All these vendors organize their offerings by product lines, which should make it easier to buy, since you can simply (in theory) go directly to the product lines targeting small and medium-size business customers.
In fact, some vendors have several product lines for business buyers, and you’ll find a distinct lack of clarity as to the differences among said product lines, other than that one line tends to cost more or less than another line, but not consistently even in that. Other vendors seem reluctant to state clearly the intentions of each brand name — every single system, it seems, is targeted at buyers who want flexibility, quality, and value. (I am still looking for that other product line — you know, the one aimed at buyers who prefer rigidity, frangibility, and high prices.)

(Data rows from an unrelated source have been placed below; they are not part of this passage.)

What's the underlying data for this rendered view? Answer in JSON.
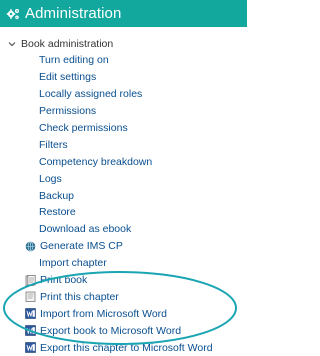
{
  "block": {
    "title": "Administration",
    "header_color": "#13a89e",
    "icon": "gears-icon"
  },
  "tree": {
    "root_label": "Book administration",
    "root_icon": "chevron-down-icon",
    "items": [
      {
        "label": "Turn editing on"
      },
      {
        "label": "Edit settings"
      },
      {
        "label": "Locally assigned roles"
      },
      {
        "label": "Permissions"
      },
      {
        "label": "Check permissions"
      },
      {
        "label": "Filters"
      },
      {
        "label": "Competency breakdown"
      },
      {
        "label": "Logs"
      },
      {
        "label": "Backup"
      },
      {
        "label": "Restore"
      },
      {
        "label": "Download as ebook"
      },
      {
        "label": "Generate IMS CP",
        "icon": "ims-cp-icon"
      },
      {
        "label": "Import chapter"
      },
      {
        "label": "Print book",
        "icon": "print-book-icon"
      },
      {
        "label": "Print this chapter",
        "icon": "print-chapter-icon"
      },
      {
        "label": "Import from Microsoft Word",
        "icon": "word-icon"
      },
      {
        "label": "Export book to Microsoft Word",
        "icon": "word-icon"
      },
      {
        "label": "Export this chapter to Microsoft Word",
        "icon": "word-icon"
      }
    ]
  },
  "highlight_color": "#1aa5b3",
  "link_color": "#0a4f8f"
}
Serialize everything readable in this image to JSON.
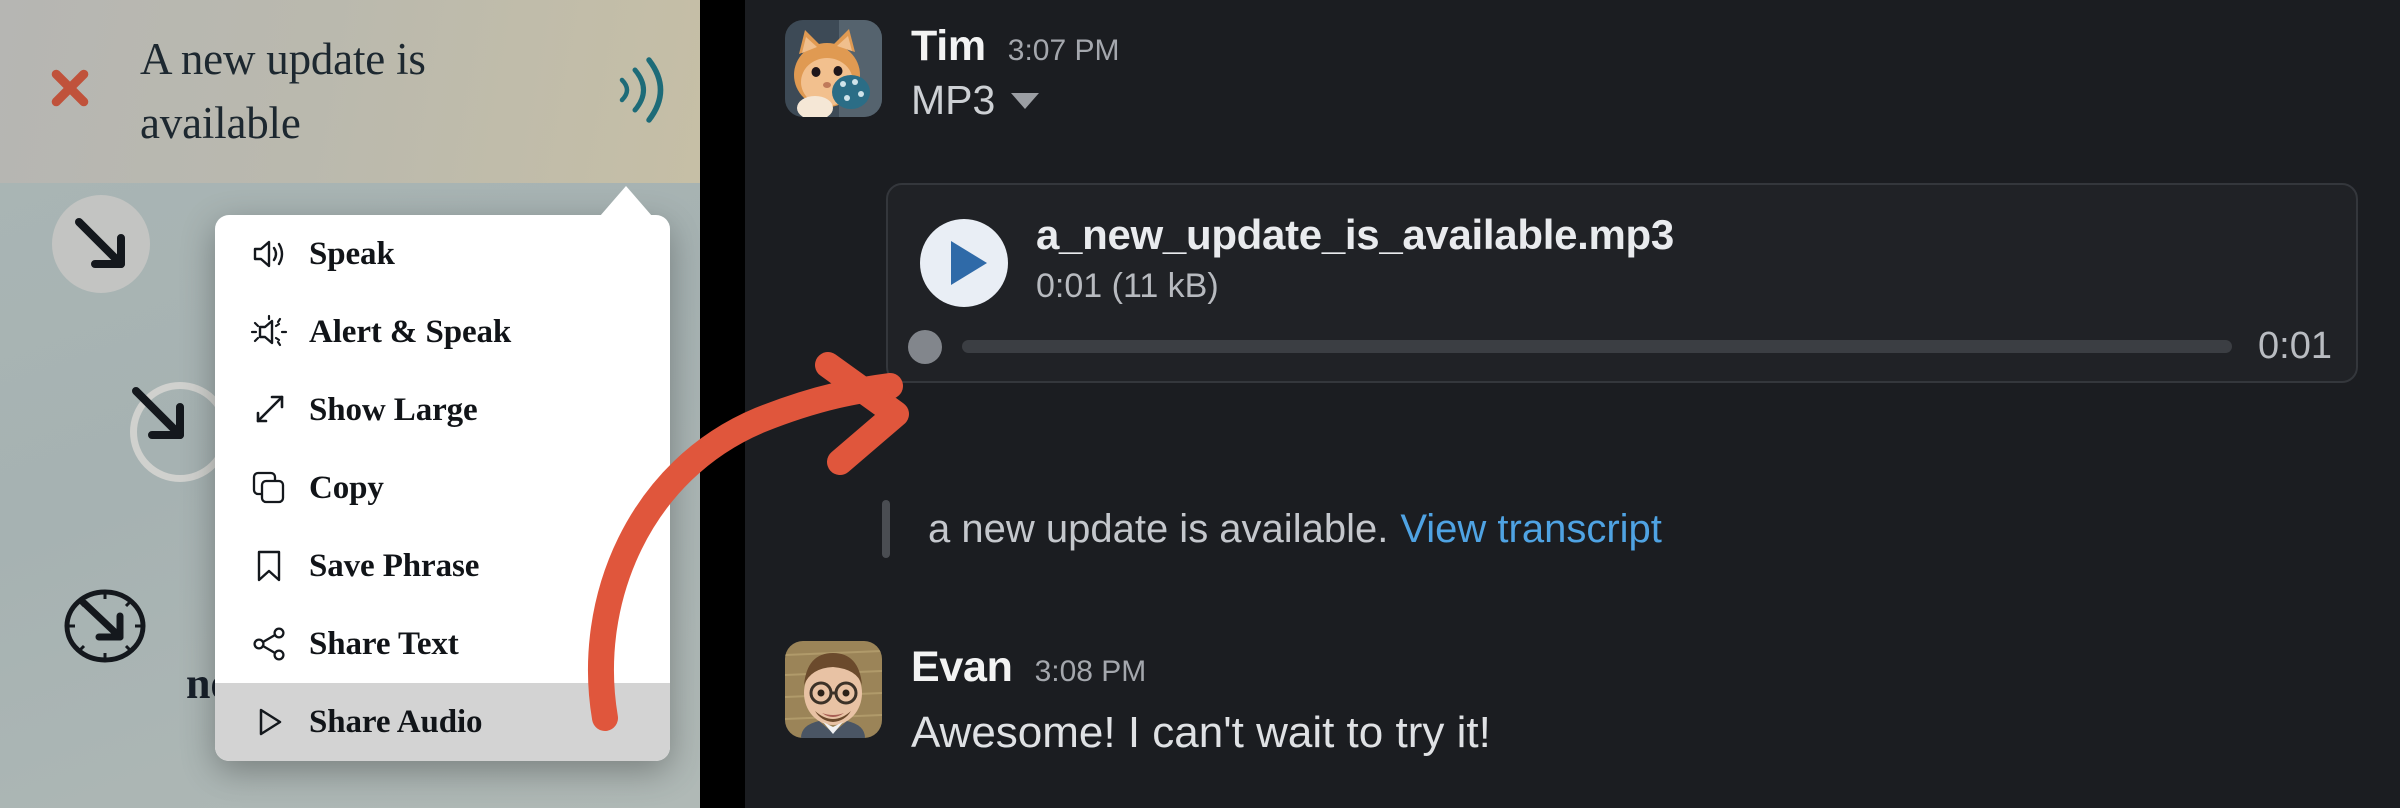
{
  "left_panel": {
    "close_button": {
      "name": "close",
      "icon": "close-x-icon",
      "color": "#c0523b"
    },
    "header": {
      "title": "A new update is available",
      "speaker_icon": "sound-wave-icon",
      "speaker_icon_color": "#1d6b78"
    },
    "background_word": "ne",
    "context_menu": {
      "items": [
        {
          "label": "Speak",
          "icon": "speaker-icon",
          "highlighted": false
        },
        {
          "label": "Alert & Speak",
          "icon": "alert-speaker-icon",
          "highlighted": false
        },
        {
          "label": "Show Large",
          "icon": "expand-arrows-icon",
          "highlighted": false
        },
        {
          "label": "Copy",
          "icon": "copy-icon",
          "highlighted": false
        },
        {
          "label": "Save Phrase",
          "icon": "bookmark-icon",
          "highlighted": false
        },
        {
          "label": "Share Text",
          "icon": "share-nodes-icon",
          "highlighted": false
        },
        {
          "label": "Share Audio",
          "icon": "play-triangle-icon",
          "highlighted": true
        }
      ]
    }
  },
  "chat_panel": {
    "messages": [
      {
        "author": "Tim",
        "time": "3:07 PM",
        "subtitle": "MP3",
        "subtitle_has_dropdown": true,
        "audio": {
          "filename": "a_new_update_is_available.mp3",
          "meta": "0:01 (11 kB)",
          "duration": "0:01",
          "progress_percent": 0,
          "play_icon": "play-triangle-icon"
        },
        "transcript": {
          "text": "a new update is available.",
          "link_label": "View transcript",
          "link_color": "#4fa3e3"
        }
      },
      {
        "author": "Evan",
        "time": "3:08 PM",
        "body": "Awesome! I can't wait to try it!"
      }
    ]
  },
  "annotation": {
    "arrow_color": "#e0563c",
    "description": "curved arrow from Share Audio menu item to audio message"
  }
}
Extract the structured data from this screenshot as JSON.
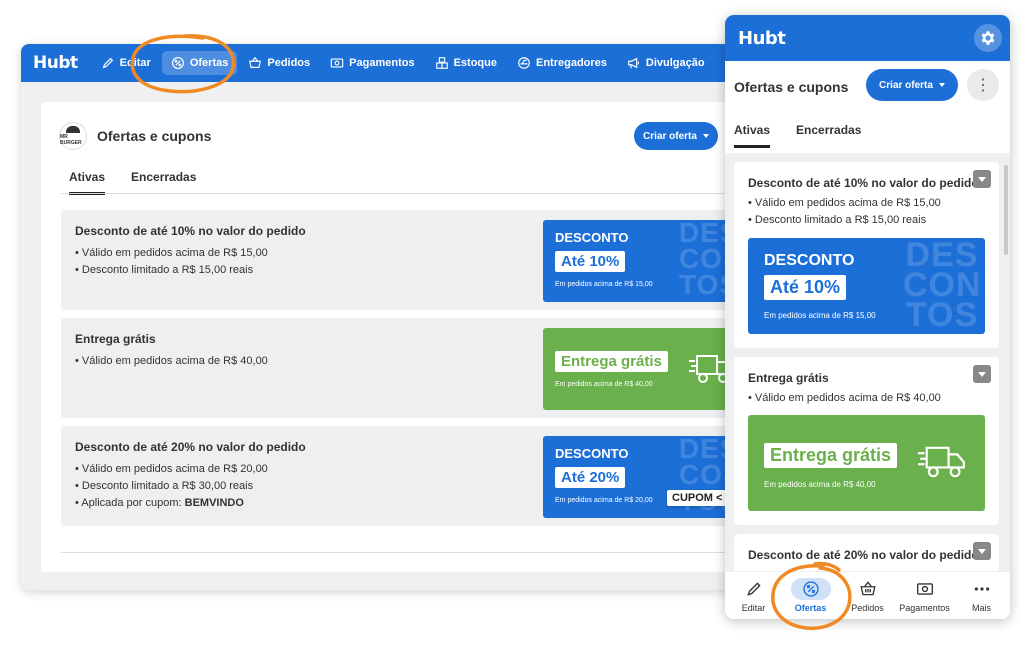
{
  "colors": {
    "primary": "#1d6fd8",
    "green": "#6ab04c",
    "annotation": "#f08a24"
  },
  "desktop": {
    "logo": "Hubt",
    "nav": [
      {
        "label": "Editar",
        "icon": "pencil-icon"
      },
      {
        "label": "Ofertas",
        "icon": "percent-badge-icon",
        "active": true
      },
      {
        "label": "Pedidos",
        "icon": "basket-icon"
      },
      {
        "label": "Pagamentos",
        "icon": "money-icon"
      },
      {
        "label": "Estoque",
        "icon": "boxes-icon"
      },
      {
        "label": "Entregadores",
        "icon": "motorcycle-icon"
      },
      {
        "label": "Divulgação",
        "icon": "megaphone-icon"
      }
    ],
    "brand_avatar": "MR BURGER",
    "page_title": "Ofertas e cupons",
    "criar_oferta": "Criar oferta",
    "tabs": [
      "Ativas",
      "Encerradas"
    ],
    "offers": [
      {
        "title": "Desconto de até 10% no valor do pedido",
        "lines": [
          "• Válido em pedidos acima de R$ 15,00",
          "• Desconto limitado a R$ 15,00 reais"
        ],
        "banner": {
          "type": "discount",
          "title": "DESCONTO",
          "pill": "Até 10%",
          "sub": "Em pedidos acima de R$ 15,00",
          "bg": "DES CON TOS"
        }
      },
      {
        "title": "Entrega grátis",
        "lines": [
          "• Válido em pedidos acima de R$ 40,00"
        ],
        "banner": {
          "type": "delivery",
          "pill": "Entrega grátis",
          "sub": "Em pedidos acima de R$ 40,00"
        }
      },
      {
        "title": "Desconto de até 20% no valor do pedido",
        "lines": [
          "• Válido em pedidos acima de R$ 20,00",
          "• Desconto limitado a R$ 30,00 reais"
        ],
        "coupon_line_prefix": "• Aplicada por cupom: ",
        "coupon_code": "BEMVINDO",
        "banner": {
          "type": "discount",
          "title": "DESCONTO",
          "pill": "Até 20%",
          "sub": "Em pedidos acima de R$ 20,00",
          "bg": "DES CON TOS",
          "cupom_tag": "CUPOM <"
        }
      }
    ]
  },
  "mobile": {
    "logo": "Hubt",
    "page_title": "Ofertas e cupons",
    "criar_oferta": "Criar oferta",
    "more": "⋮",
    "tabs": [
      "Ativas",
      "Encerradas"
    ],
    "cards": [
      {
        "title": "Desconto de até 10% no valor do pedido",
        "lines": [
          "• Válido em pedidos acima de R$ 15,00",
          "• Desconto limitado a R$ 15,00 reais"
        ],
        "banner": {
          "title": "DESCONTO",
          "pill": "Até 10%",
          "sub": "Em pedidos acima de R$ 15,00",
          "bg": "DES CON TOS"
        }
      },
      {
        "title": "Entrega grátis",
        "lines": [
          "• Válido em pedidos acima de R$ 40,00"
        ],
        "banner": {
          "pill": "Entrega grátis",
          "sub": "Em pedidos acima de R$ 40,00"
        }
      },
      {
        "title": "Desconto de até 20% no valor do pedido"
      }
    ],
    "bottom_nav": [
      {
        "label": "Editar",
        "icon": "pencil-icon"
      },
      {
        "label": "Ofertas",
        "icon": "percent-badge-icon",
        "active": true
      },
      {
        "label": "Pedidos",
        "icon": "basket-icon"
      },
      {
        "label": "Pagamentos",
        "icon": "money-icon"
      },
      {
        "label": "Mais",
        "icon": "more-dots-icon"
      }
    ]
  }
}
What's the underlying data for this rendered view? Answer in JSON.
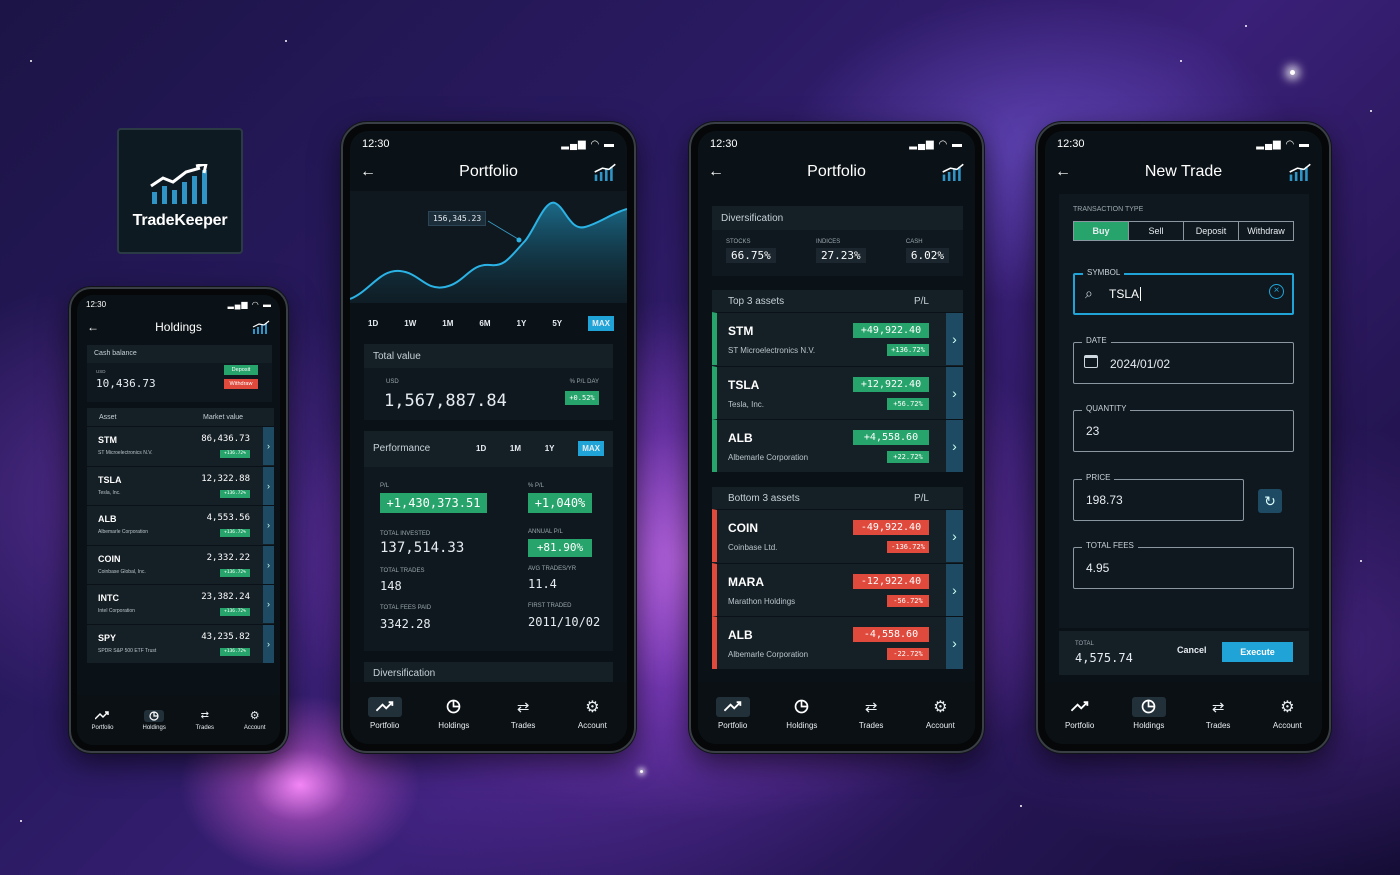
{
  "brand": {
    "name": "TradeKeeper"
  },
  "colors": {
    "green": "#27a46b",
    "red": "#e04a3d",
    "accent": "#20a4d8",
    "screen": "#0b1217",
    "card": "#151f26"
  },
  "status": {
    "time": "12:30"
  },
  "nav": [
    "Portfolio",
    "Holdings",
    "Trades",
    "Account"
  ],
  "holdings": {
    "title": "Holdings",
    "cash_label": "Cash balance",
    "currency": "USD",
    "cash_value": "10,436.73",
    "deposit": "Deposit",
    "withdraw": "Withdraw",
    "col_asset": "Asset",
    "col_value": "Market value",
    "rows": [
      {
        "sym": "STM",
        "name": "ST Microelectronics N.V.",
        "value": "86,436.73",
        "pct": "+136.72%"
      },
      {
        "sym": "TSLA",
        "name": "Tesla, Inc.",
        "value": "12,322.88",
        "pct": "+136.72%"
      },
      {
        "sym": "ALB",
        "name": "Albemarle Corporation",
        "value": "4,553.56",
        "pct": "+136.72%"
      },
      {
        "sym": "COIN",
        "name": "Coinbase Global, Inc.",
        "value": "2,332.22",
        "pct": "+136.72%"
      },
      {
        "sym": "INTC",
        "name": "Intel Corporation",
        "value": "23,382.24",
        "pct": "+136.72%"
      },
      {
        "sym": "SPY",
        "name": "SPDR S&P 500 ETF Trust",
        "value": "43,235.82",
        "pct": "+136.72%"
      }
    ]
  },
  "portfolio": {
    "title": "Portfolio",
    "tooltip": "156,345.23",
    "ranges": [
      "1D",
      "1W",
      "1M",
      "6M",
      "1Y",
      "5Y",
      "MAX"
    ],
    "total_value_label": "Total value",
    "currency": "USD",
    "total_value": "1,567,887.84",
    "pl_day_label": "% P/L DAY",
    "pl_day": "+0.52%",
    "performance_label": "Performance",
    "perf_ranges": [
      "1D",
      "1M",
      "1Y",
      "MAX"
    ],
    "pl_label": "P/L",
    "pl_value": "+1,430,373.51",
    "pct_pl_label": "% P/L",
    "pct_pl_value": "+1,040%",
    "invested_label": "TOTAL INVESTED",
    "invested_value": "137,514.33",
    "annual_label": "ANNUAL P/L",
    "annual_value": "+81.90%",
    "trades_label": "TOTAL TRADES",
    "trades_value": "148",
    "avg_label": "AVG TRADES/YR",
    "avg_value": "11.4",
    "fees_label": "TOTAL FEES PAID",
    "fees_value": "3342.28",
    "first_label": "FIRST TRADED",
    "first_value": "2011/10/02",
    "diversification_label": "Diversification"
  },
  "portfolio2": {
    "title": "Portfolio",
    "diversification_label": "Diversification",
    "div": [
      {
        "k": "STOCKS",
        "v": "66.75%"
      },
      {
        "k": "INDICES",
        "v": "27.23%"
      },
      {
        "k": "CASH",
        "v": "6.02%"
      }
    ],
    "top_label": "Top 3 assets",
    "bottom_label": "Bottom 3 assets",
    "pl_col": "P/L",
    "top": [
      {
        "sym": "STM",
        "name": "ST Microelectronics N.V.",
        "pl": "+49,922.40",
        "pct": "+136.72%"
      },
      {
        "sym": "TSLA",
        "name": "Tesla, Inc.",
        "pl": "+12,922.40",
        "pct": "+56.72%"
      },
      {
        "sym": "ALB",
        "name": "Albemarle Corporation",
        "pl": "+4,558.60",
        "pct": "+22.72%"
      }
    ],
    "bottom": [
      {
        "sym": "COIN",
        "name": "Coinbase Ltd.",
        "pl": "-49,922.40",
        "pct": "-136.72%"
      },
      {
        "sym": "MARA",
        "name": "Marathon Holdings",
        "pl": "-12,922.40",
        "pct": "-56.72%"
      },
      {
        "sym": "ALB",
        "name": "Albemarle Corporation",
        "pl": "-4,558.60",
        "pct": "-22.72%"
      }
    ]
  },
  "trade": {
    "title": "New Trade",
    "type_label": "TRANSACTION TYPE",
    "types": [
      "Buy",
      "Sell",
      "Deposit",
      "Withdraw"
    ],
    "symbol_label": "SYMBOL",
    "symbol_value": "TSLA",
    "date_label": "DATE",
    "date_value": "2024/01/02",
    "qty_label": "QUANTITY",
    "qty_value": "23",
    "price_label": "PRICE",
    "price_value": "198.73",
    "fees_label": "TOTAL FEES",
    "fees_value": "4.95",
    "total_label": "TOTAL",
    "total_value": "4,575.74",
    "cancel": "Cancel",
    "execute": "Execute"
  }
}
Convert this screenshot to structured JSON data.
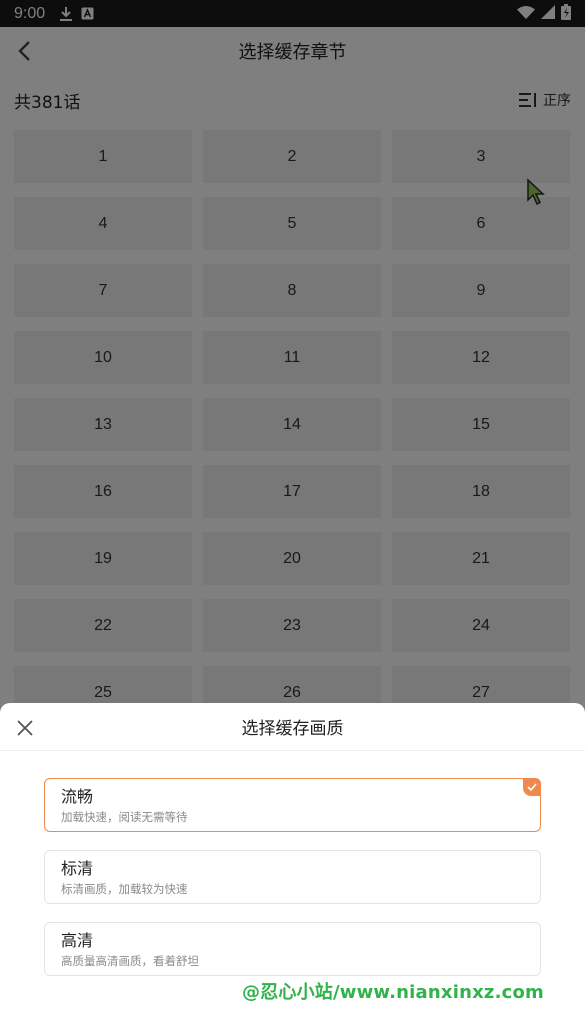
{
  "status_bar": {
    "time": "9:00"
  },
  "header": {
    "title": "选择缓存章节"
  },
  "summary": {
    "count_label": "共381话",
    "sort_label": "正序"
  },
  "chapters": [
    "1",
    "2",
    "3",
    "4",
    "5",
    "6",
    "7",
    "8",
    "9",
    "10",
    "11",
    "12",
    "13",
    "14",
    "15",
    "16",
    "17",
    "18",
    "19",
    "20",
    "21",
    "22",
    "23",
    "24",
    "25",
    "26",
    "27"
  ],
  "sheet": {
    "title": "选择缓存画质",
    "options": [
      {
        "name": "流畅",
        "desc": "加载快速，阅读无需等待",
        "selected": true
      },
      {
        "name": "标清",
        "desc": "标清画质，加载较为快速",
        "selected": false
      },
      {
        "name": "高清",
        "desc": "高质量高清画质，看着舒坦",
        "selected": false
      }
    ]
  },
  "watermark": "@忍心小站/www.nianxinxz.com",
  "colors": {
    "accent": "#f0894d",
    "cell_bg": "#f1f1f1",
    "watermark": "#2fb34a"
  }
}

In an attempt to figure out what’s what, we studied the product lines and then, defeated, talked to the product marketing managers of the various brands. But that didn’t always help. So here is our interpretation of what we found out by studying the vendor sites and literature, consulting with our user sources, and shopping the sites ourselves. (Our interpretation may differ slightly from what the vendor marketing people thought they were telling us.)